Dispatch from North Carolina: An empty campus says a lot about the state of the race.
CHAPEL HILL, N.C. — I have visited this charming college town too many times to count over the years, sometimes to cover campaigns and more often for fun. But I’ve never seen Chapel Hill as quiet as I found it last weekend.
The coronavirus crisis has closed down a number of local landmarks, like Crook’s Corner restaurant, and forced the University of North Carolina to conduct classes online, leaving some students in town and others back home.
The candidates on the ballot this year are trying to adjust. Students whom I interviewed said there were voter registration efforts taking place via text message and social media, while some professors were using their video-conducted classes to encourage undergraduates to register.
Around town, there were signs of such efforts. Literally.
“Double Check, Make sure you are registered to vote at your current address,” read one lawn sign, planted next to a tree a block off Franklin Street, the beating heart of the community. It instructed passers-by to “Search NC DMV Voter.”
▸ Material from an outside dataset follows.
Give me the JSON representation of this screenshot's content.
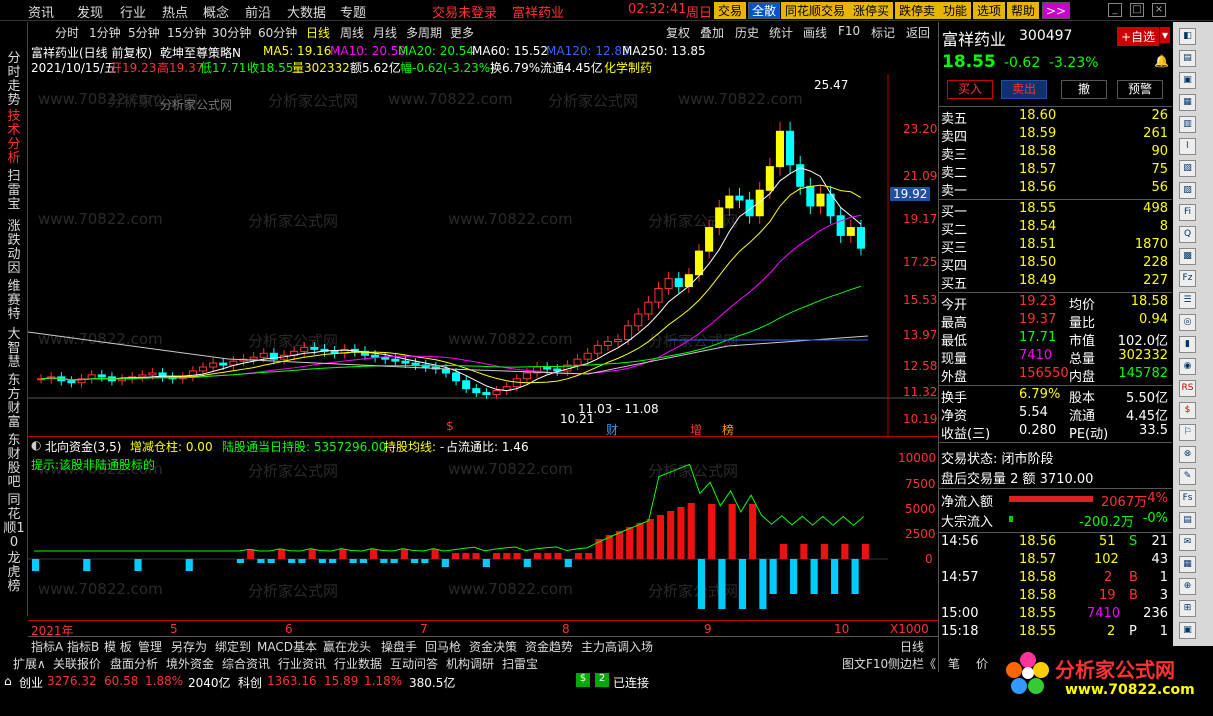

A nearby pub was offering on-site voter registration along with its takeout offerings and another lure: dog treats. The red, white and blue banner read, “Bark the Vote.”
Some Democrats, as is their wont, are nervous about the implications of voting in the age of Covid-19. They wonder if the students, from North Carolina and beyond, who attend the state’s many excellent universities will still find a way to cast their ballots. My conversations with those around town suggest that at least those who have remained in Chapel Hill intend to vote.
Whether they do in large numbers, though, might make the difference between Trump or Biden winning the state.
Most every political veteran in North Carolina — Democrat or Republican — is expecting a close race. Each of the last three presidential races in the state has been decided by less than four percentage points.
The Supreme Court fight may reshape a neck-and-neck race — a New York Times/Siena College poll this month found Trump and Biden effectively in a dead heat in North Carolina. But a number of people in the state have already voted: Absentee ballots began going out to the state’s voters three weeks ago.
What’s on many of their minds was made clear to me by a woman who, seeing me walk dejectedly away from a closed Crook’s Corner, pulled her S.U.V. over to lament what the virus has wrought and suggest a few places in town that remain open.
But as she beckoned me over to her open passenger-side window, she first offered an admonition in a honeyed Carolina accent: “Mask up, buttercup.”
This item was part of a series of short Battleground Dispatches our reporters have been filing from swing states, offering an in-person snapshot of what it’s like to be on the ground in Texas, Wisconsin and elsewhere. You can read all of those dispatches here.